(Stored records)
=-=-=

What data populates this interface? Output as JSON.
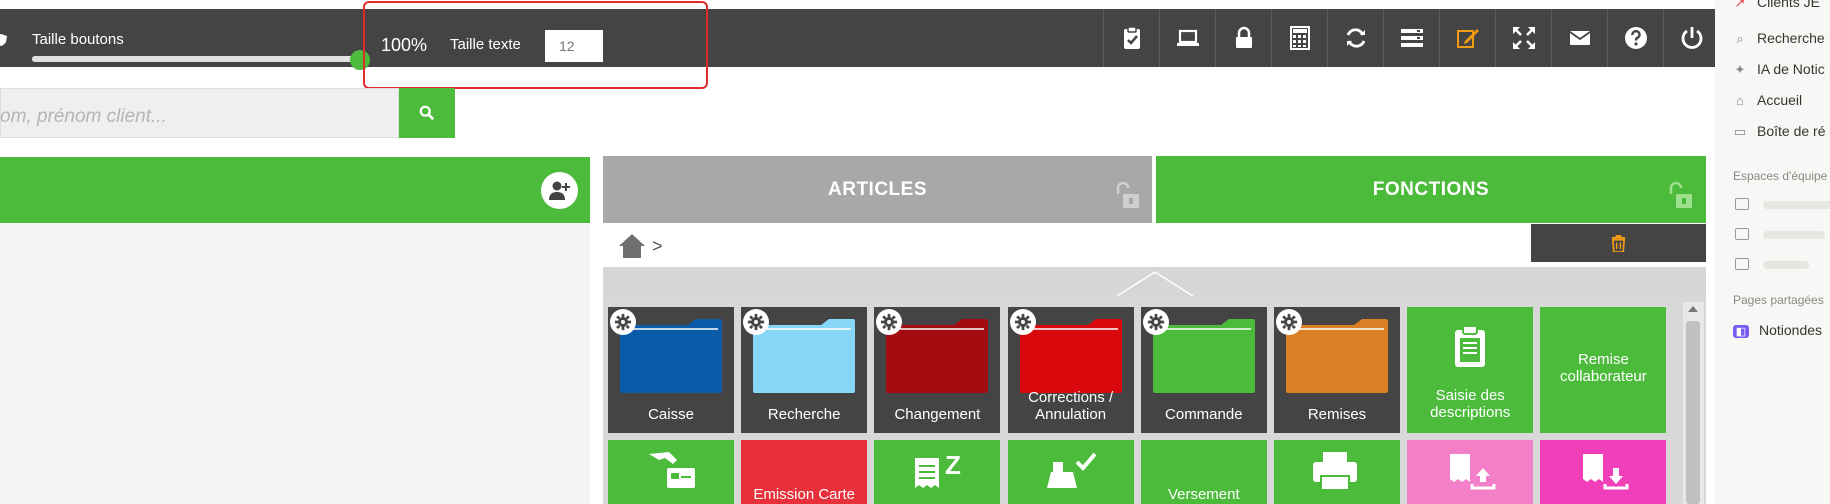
{
  "toolbar": {
    "size_label": "Taille boutons",
    "size_percent": "100%",
    "slider_value": 1.0,
    "text_size_label": "Taille texte",
    "text_size_placeholder": "12",
    "icons": [
      "clipboard-check-icon",
      "laptop-icon",
      "lock-icon",
      "calculator-icon",
      "sync-icon",
      "server-icon",
      "edit-icon",
      "expand-icon",
      "envelope-icon",
      "question-icon",
      "power-icon"
    ]
  },
  "search": {
    "placeholder": "om, prénom client..."
  },
  "tabs": {
    "articles": "ARTICLES",
    "fonctions": "FONCTIONS"
  },
  "breadcrumb": {
    "separator": ">"
  },
  "tiles_row1": [
    {
      "label": "Caisse",
      "color": "#444444",
      "folder": "#0a5ca8"
    },
    {
      "label": "Recherche",
      "color": "#444444",
      "folder": "#86d6f7"
    },
    {
      "label": "Changement",
      "color": "#444444",
      "folder": "#a30c10"
    },
    {
      "label": "Corrections / Annulation",
      "color": "#444444",
      "folder": "#d9080c"
    },
    {
      "label": "Commande",
      "color": "#444444",
      "folder": "#4cbb3c"
    },
    {
      "label": "Remises",
      "color": "#444444",
      "folder": "#da7f23"
    },
    {
      "label": "Saisie des descriptions",
      "color": "#4cbb3c"
    },
    {
      "label": "Remise collaborateur",
      "color": "#4cbb3c"
    }
  ],
  "tiles_row2": [
    {
      "label": "",
      "color": "#4cbb3c"
    },
    {
      "label": "Emission Carte",
      "color": "#e8303a"
    },
    {
      "label": "",
      "color": "#4cbb3c"
    },
    {
      "label": "",
      "color": "#4cbb3c"
    },
    {
      "label": "Versement",
      "color": "#4cbb3c"
    },
    {
      "label": "",
      "color": "#4cbb3c"
    },
    {
      "label": "",
      "color": "#f27fc8"
    },
    {
      "label": "",
      "color": "#f03fb9"
    }
  ],
  "notion": {
    "top_item": "Clients JE",
    "items": [
      "Recherche",
      "IA de Notic",
      "Accueil",
      "Boîte de ré"
    ],
    "section_teams": "Espaces d'équipe",
    "section_shared": "Pages partagées",
    "shared_item": "Notiondes"
  },
  "colors": {
    "accent_green": "#4cbb3c",
    "toolbar": "#444444",
    "highlight": "#e02b2b",
    "orange": "#f39c12"
  }
}
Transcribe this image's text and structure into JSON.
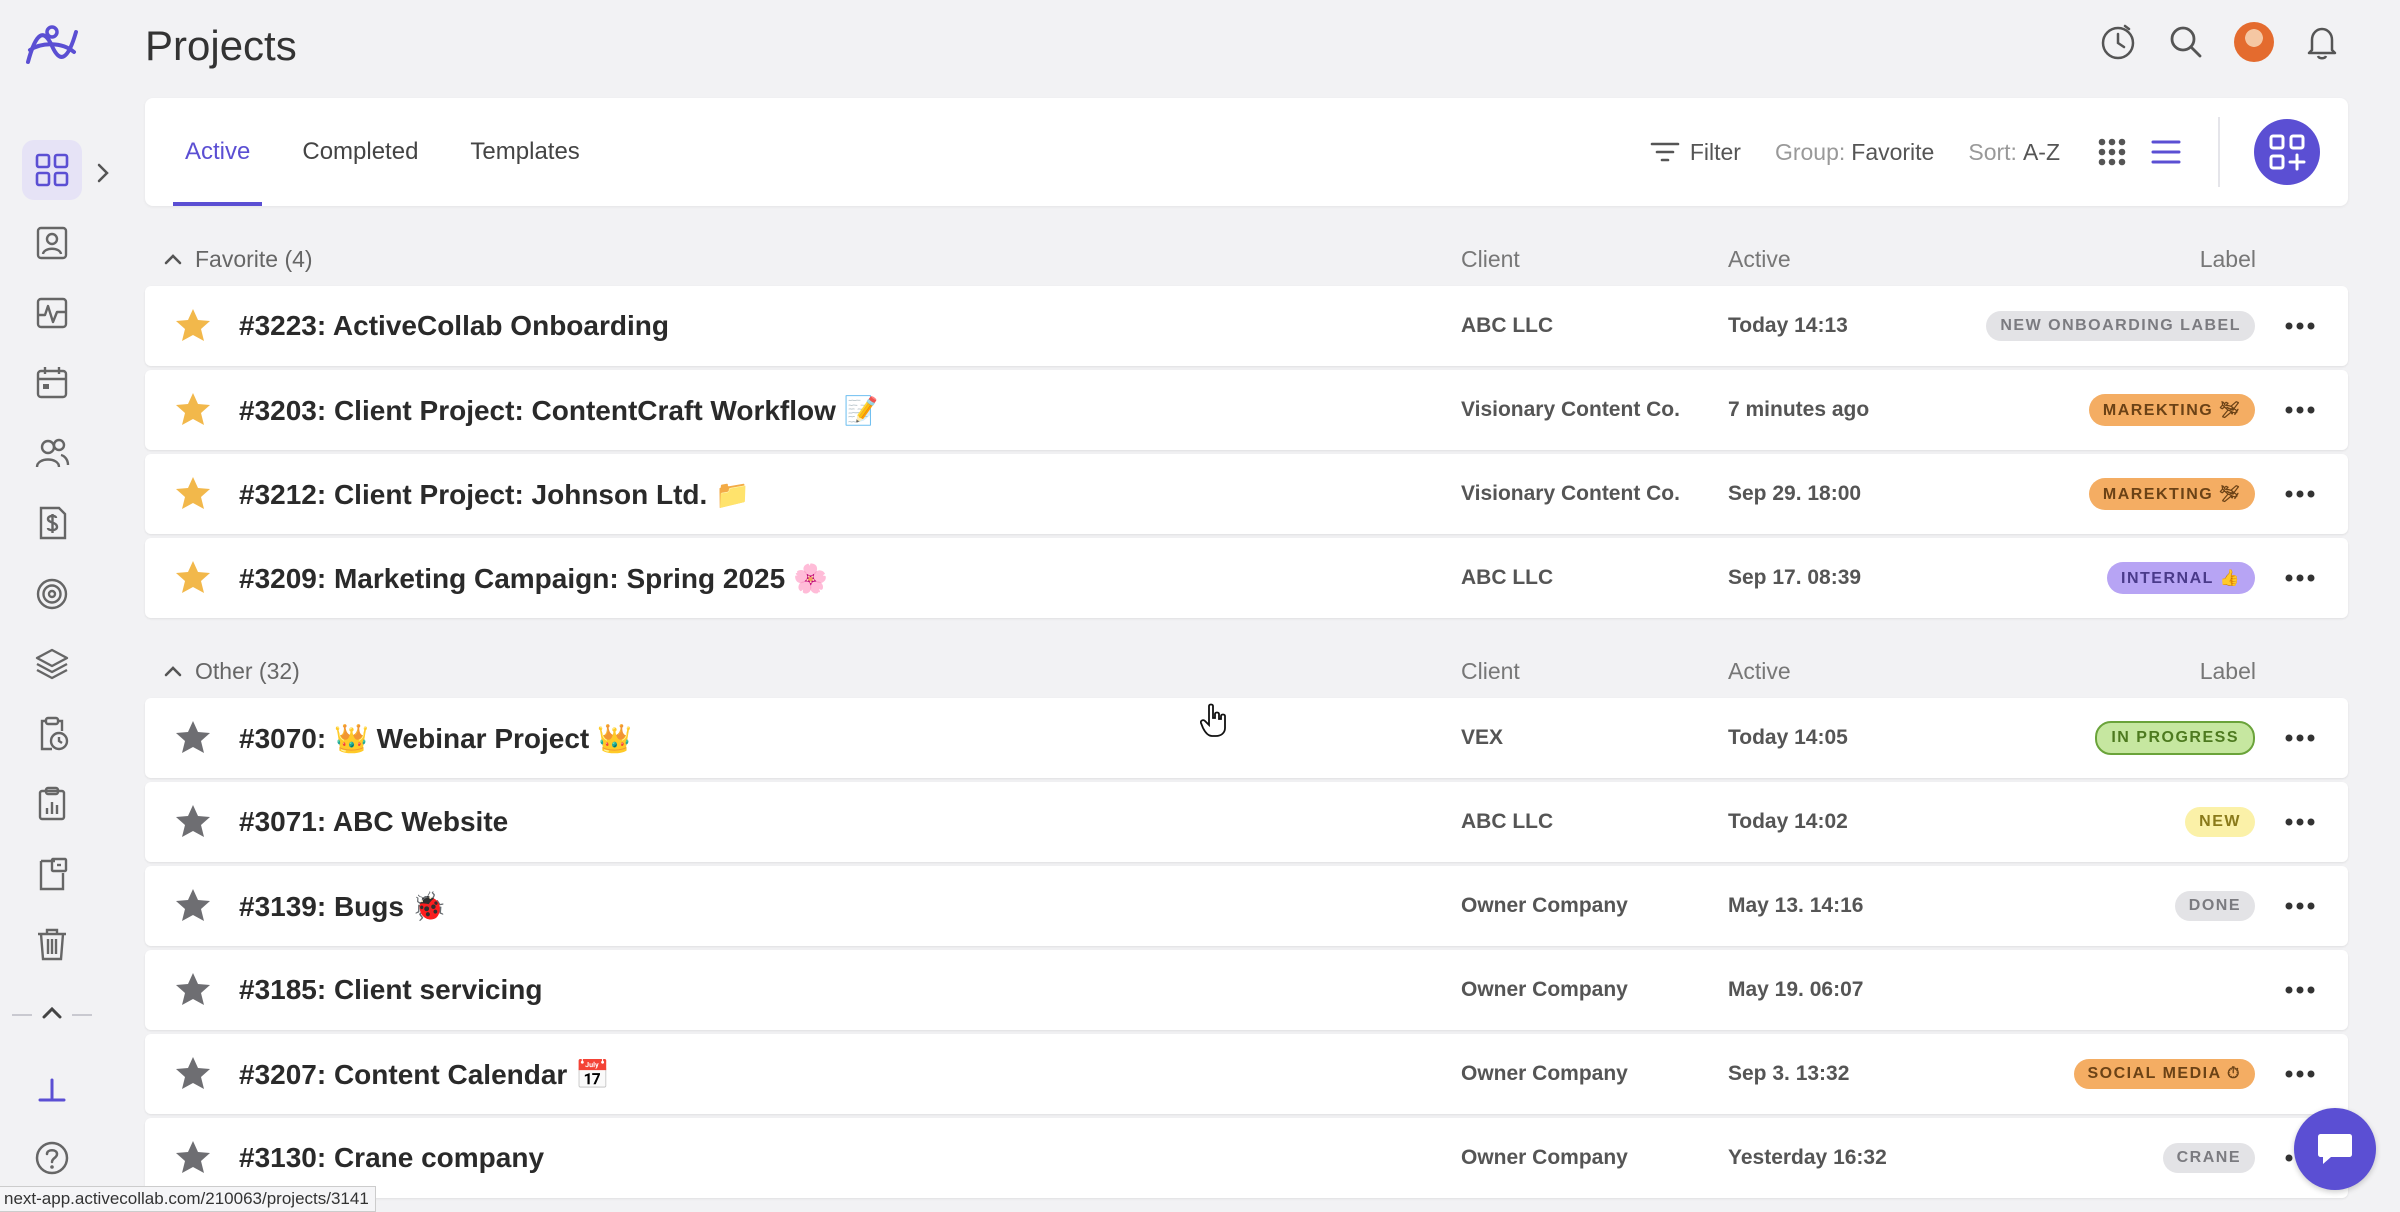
{
  "page": {
    "title": "Projects"
  },
  "sidebar": {
    "items": [
      {
        "name": "sidebar-item-projects",
        "icon": "grid-icon",
        "active": true
      },
      {
        "name": "sidebar-item-people",
        "icon": "contact-card-icon"
      },
      {
        "name": "sidebar-item-activity",
        "icon": "activity-icon"
      },
      {
        "name": "sidebar-item-calendar",
        "icon": "calendar-icon"
      },
      {
        "name": "sidebar-item-team",
        "icon": "users-icon"
      },
      {
        "name": "sidebar-item-invoices",
        "icon": "invoice-dollar-icon"
      },
      {
        "name": "sidebar-item-goals",
        "icon": "target-icon"
      },
      {
        "name": "sidebar-item-layers",
        "icon": "layers-icon"
      },
      {
        "name": "sidebar-item-timesheet",
        "icon": "clipboard-clock-icon"
      },
      {
        "name": "sidebar-item-reports",
        "icon": "clipboard-chart-icon"
      },
      {
        "name": "sidebar-item-notes",
        "icon": "document-icon"
      },
      {
        "name": "sidebar-item-trash",
        "icon": "trash-icon"
      }
    ]
  },
  "tabs": [
    {
      "label": "Active",
      "active": true
    },
    {
      "label": "Completed"
    },
    {
      "label": "Templates"
    }
  ],
  "toolbar": {
    "filter_label": "Filter",
    "group_prefix": "Group:",
    "group_value": "Favorite",
    "sort_prefix": "Sort:",
    "sort_value": "A-Z"
  },
  "columns": {
    "client": "Client",
    "active": "Active",
    "label": "Label"
  },
  "groups": [
    {
      "title": "Favorite (4)",
      "projects": [
        {
          "name": "#3223: ActiveCollab Onboarding",
          "starred": true,
          "client": "ABC LLC",
          "active": "Today 14:13",
          "label": "NEW ONBOARDING LABEL",
          "label_bg": "#e3e3e6",
          "label_fg": "#7b7b80"
        },
        {
          "name": "#3203: Client Project: ContentCraft Workflow 📝",
          "starred": true,
          "client": "Visionary Content Co.",
          "active": "7 minutes ago",
          "label": "MAREKTING 🛩",
          "label_bg": "#f4ad63",
          "label_fg": "#6b4216"
        },
        {
          "name": "#3212: Client Project: Johnson Ltd. 📁",
          "starred": true,
          "client": "Visionary Content Co.",
          "active": "Sep 29. 18:00",
          "label": "MAREKTING 🛩",
          "label_bg": "#f4ad63",
          "label_fg": "#6b4216"
        },
        {
          "name": "#3209: Marketing Campaign: Spring 2025 🌸",
          "starred": true,
          "client": "ABC LLC",
          "active": "Sep 17. 08:39",
          "label": "INTERNAL 👍",
          "label_bg": "#b7a4f4",
          "label_fg": "#4a3a8a"
        }
      ]
    },
    {
      "title": "Other (32)",
      "projects": [
        {
          "name": "#3070: 👑 Webinar Project 👑",
          "starred": false,
          "client": "VEX",
          "active": "Today 14:05",
          "label": "IN PROGRESS",
          "label_bg": "#c6e7a0",
          "label_fg": "#4d7a1f",
          "label_border": "#6aa33a"
        },
        {
          "name": "#3071: ABC Website",
          "starred": false,
          "client": "ABC LLC",
          "active": "Today 14:02",
          "label": "NEW",
          "label_bg": "#fbf1a8",
          "label_fg": "#8a7a1a"
        },
        {
          "name": "#3139: Bugs 🐞",
          "starred": false,
          "client": "Owner Company",
          "active": "May 13. 14:16",
          "label": "DONE",
          "label_bg": "#e3e3e6",
          "label_fg": "#7b7b80"
        },
        {
          "name": "#3185: Client servicing",
          "starred": false,
          "client": "Owner Company",
          "active": "May 19. 06:07",
          "label": ""
        },
        {
          "name": "#3207: Content Calendar 📅",
          "starred": false,
          "client": "Owner Company",
          "active": "Sep 3. 13:32",
          "label": "SOCIAL MEDIA ⏱",
          "label_bg": "#f4ad63",
          "label_fg": "#6b4216"
        },
        {
          "name": "#3130: Crane company",
          "starred": false,
          "client": "Owner Company",
          "active": "Yesterday 16:32",
          "label": "CRANE",
          "label_bg": "#e3e3e6",
          "label_fg": "#7b7b80"
        }
      ]
    }
  ],
  "status_bar": {
    "url": "next-app.activecollab.com/210063/projects/3141"
  },
  "colors": {
    "accent": "#5b4fd3",
    "star_favorite": "#f2b84b",
    "star_other": "#6e6e72"
  }
}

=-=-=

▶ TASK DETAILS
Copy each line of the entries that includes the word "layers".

▶ ANSWER BOX
        "name": "sidebar-item-layers",
        "icon": "layers-icon"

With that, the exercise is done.